▶ _WHAT IS EXPECTED_
The lines you return should be those containing the string "count", taken from the data below.

Extracted data entries

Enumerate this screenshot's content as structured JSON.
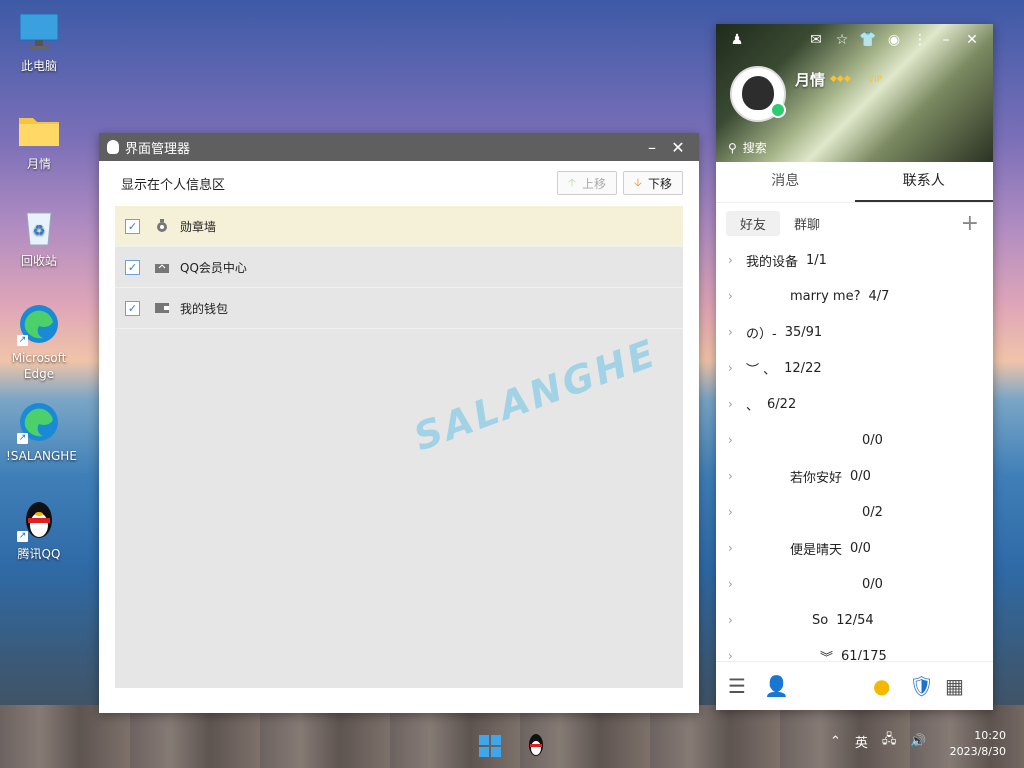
{
  "desktop": {
    "icons": [
      {
        "label": "此电脑",
        "icon": "computer-icon"
      },
      {
        "label": "月情",
        "icon": "folder-icon"
      },
      {
        "label": "回收站",
        "icon": "recycle-bin-icon"
      },
      {
        "label": "Microsoft Edge",
        "icon": "edge-icon"
      },
      {
        "label": "!SALANGHE",
        "icon": "edge-icon"
      },
      {
        "label": "腾讯QQ",
        "icon": "qq-penguin-icon"
      }
    ]
  },
  "manager": {
    "title": "界面管理器",
    "caption": "显示在个人信息区",
    "up_label": "上移",
    "down_label": "下移",
    "items": [
      {
        "label": "勋章墙",
        "checked": true,
        "icon": "medal-icon"
      },
      {
        "label": "QQ会员中心",
        "checked": true,
        "icon": "crown-bag-icon"
      },
      {
        "label": "我的钱包",
        "checked": true,
        "icon": "wallet-icon"
      }
    ],
    "watermark": "SALANGHE"
  },
  "qq": {
    "nickname": "月情",
    "vip_badge": "VIP",
    "search_placeholder": "搜索",
    "tabs": [
      "消息",
      "联系人"
    ],
    "active_tab": "联系人",
    "subtabs": [
      "好友",
      "群聊"
    ],
    "groups": [
      {
        "name": "我的设备",
        "count": "1/1"
      },
      {
        "name": "marry me?",
        "count": "4/7"
      },
      {
        "name": "の）-",
        "count": "35/91"
      },
      {
        "name": "︶ 、",
        "count": "12/22"
      },
      {
        "name": "、",
        "count": "6/22"
      },
      {
        "name": "",
        "count": "0/0"
      },
      {
        "name": "若你安好",
        "count": "0/0"
      },
      {
        "name": "",
        "count": "0/2"
      },
      {
        "name": "便是晴天",
        "count": "0/0"
      },
      {
        "name": "",
        "count": "0/0"
      },
      {
        "name": "So",
        "count": "12/54"
      },
      {
        "name": "︾",
        "count": "61/175"
      }
    ]
  },
  "taskbar": {
    "ime": "英",
    "time": "10:20",
    "date": "2023/8/30"
  },
  "colors": {
    "title_bar": "#5f5f5f",
    "selected_row": "#f5f0d8",
    "accent_blue": "#3a7bd5"
  }
}
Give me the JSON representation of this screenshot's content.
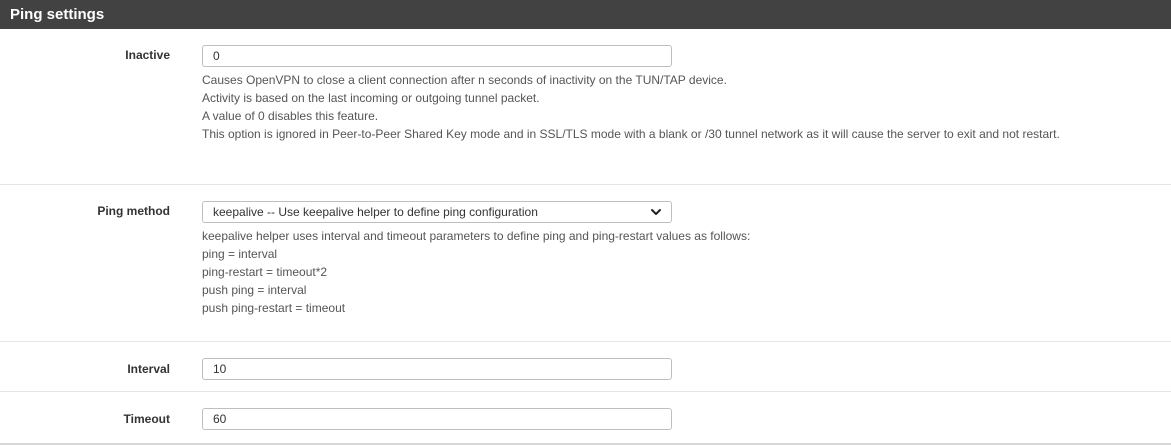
{
  "panel": {
    "title": "Ping settings"
  },
  "inactive": {
    "label": "Inactive",
    "value": "0",
    "help": [
      "Causes OpenVPN to close a client connection after n seconds of inactivity on the TUN/TAP device.",
      "Activity is based on the last incoming or outgoing tunnel packet.",
      "A value of 0 disables this feature.",
      "This option is ignored in Peer-to-Peer Shared Key mode and in SSL/TLS mode with a blank or /30 tunnel network as it will cause the server to exit and not restart."
    ]
  },
  "ping_method": {
    "label": "Ping method",
    "selected": "keepalive -- Use keepalive helper to define ping configuration",
    "help": [
      "keepalive helper uses interval and timeout parameters to define ping and ping-restart values as follows:",
      "ping = interval",
      "ping-restart = timeout*2",
      "push ping = interval",
      "push ping-restart = timeout"
    ]
  },
  "interval": {
    "label": "Interval",
    "value": "10"
  },
  "timeout": {
    "label": "Timeout",
    "value": "60"
  },
  "icons": {
    "select_chevron": "chevron-down-icon"
  },
  "colors": {
    "heading_bg": "#424242",
    "heading_text": "#ffffff"
  }
}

▶ _ANSWER AREA_
        "count": "1/1"
        "count": "4/7"
        "count": "35/91"
        "count": "12/22"
        "count": "6/22"
        "count": "0/0"
        "count": "0/0"
        "count": "0/2"
        "count": "0/0"
        "count": "0/0"
        "count": "12/54"
        "count": "61/175"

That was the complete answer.